The Microsoft Surface is an easy target. It is Microsoft’s attempt to get into touch computing and it is easy to see it as a me-too iPad competitor. Microsoft is frankly just so uncool that their products get much greater scrutiny, and people delight at picking everything apart.
The Microsoft Surface is an easy
But, the Surface RT is good. I’ve owned one for over three months now. And here’s the crazy thing: I use it all the time. More than my iPad.
Why? A bunch of reasons really. But six things really make it stand out.
The Surface lets you setup multiple user accounts. It’s actually a feature I never use on a real computer, but it’s convenient to have all your settings there when you pick up a tablet.
Multiple accounts means no logging on and off of apps like Gmail and Twitter for old foggies like me who live with their significant others. Tap on your account and everything is as you left it.
I used to think that as tablets get cheaper and cheaper, people will just get one each. Here’s the reality: “Why is the email, Facebook and calendar on this !%$!$$! thing Sarah’s?”
Yes, this could be the definition of “first world problem,” but as tablets become nearly free, you’re more likely to leave one in the bathroom and wish the one in the living room just worked right.
It’s a subtle-but-great touch.
Every time you touch the surface, a very light-grey, transparent circular dot briefly appears on screen and then quickly shrinks into nothing.

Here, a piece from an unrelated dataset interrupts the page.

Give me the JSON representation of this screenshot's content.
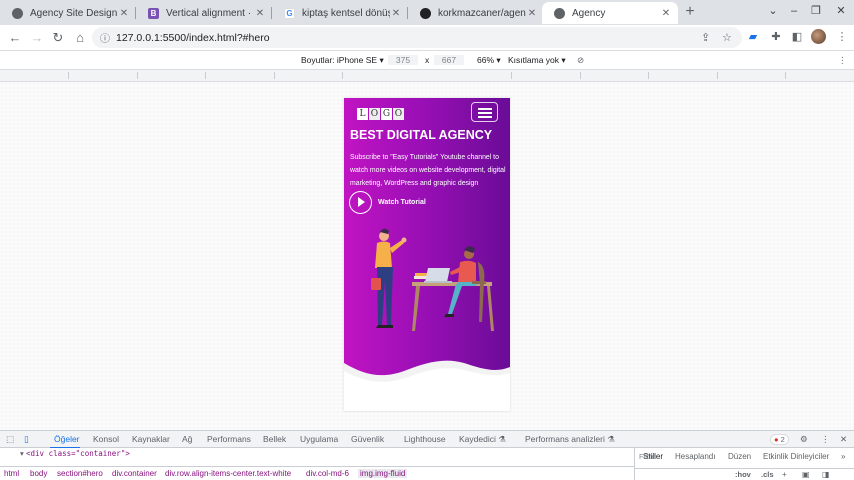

When you swipe, a faint grey trails your finger and then almost instantly disappears.
Most Surface users probably don’t even notice this detail, but it is super nice. It helps you understand where your touches are registering and makes every touch feel highly responsive — more responsive than an iPad.
Have you ever tried to paste your favorite three bits of an article into an email on an iPad? Use cases like that make me bring a laptop on trips.
My most common use case is opening a narrow email client and copying and pasting text from a website or copying and pasting multiple URLs. Or: adding stuff to my calendar when I’m in an email app (this is a huge pain on the iPad). Or: taking notes in Evernote with a web browser open.
Flash is dead. Long live flash!
I hate flash as much as the next guy, but if you use the web for work, it’s a necessary evil. Say you’re the CEO of a real estate startup and you want to check in on your traffic yesterday in Google Analytics. Then Flash is like a long lost friend.
On the Surface, I do what I do to write quickly and efficiently on my laptop: get close enough with the mouse and then use the onscreen arrow keys to get positioned just right. Or: Control + Arrow word by word to the place I want to edit.
Someone deserves a promotion for the work they did on Windows 8′s playback user interface.
You can play music or podcasts in the background on the Surface — like you’d expect. Here’s what the Surface does delightfully right: When you touch either of the volume buttons on the Surface, it shows you the volume level in the upper left hand corner of the screen along with rewind, pause and fast forward buttons.
This is discoverability done right. The first time you want music or a podcast playing in a background app to pause on the Surface, you turn down the volume and from there find out you can pause it.
This stuff has made the Microsoft Surface something I use on a regular basis. I don’t think it’s enough to make the Surface an “iPad killer” or even to steal a significant part of the market from the iPad, but it’s a strong start. The Surface is an impressive first start with some surprisingly nice features.
As an all-Apple person, I had low expectations for the Surface RT, but it has really impressed.
Disclaimer: Ward’s wife works at Microsoft and their family received their Surface for free. They are also small shareholders in Microsoft.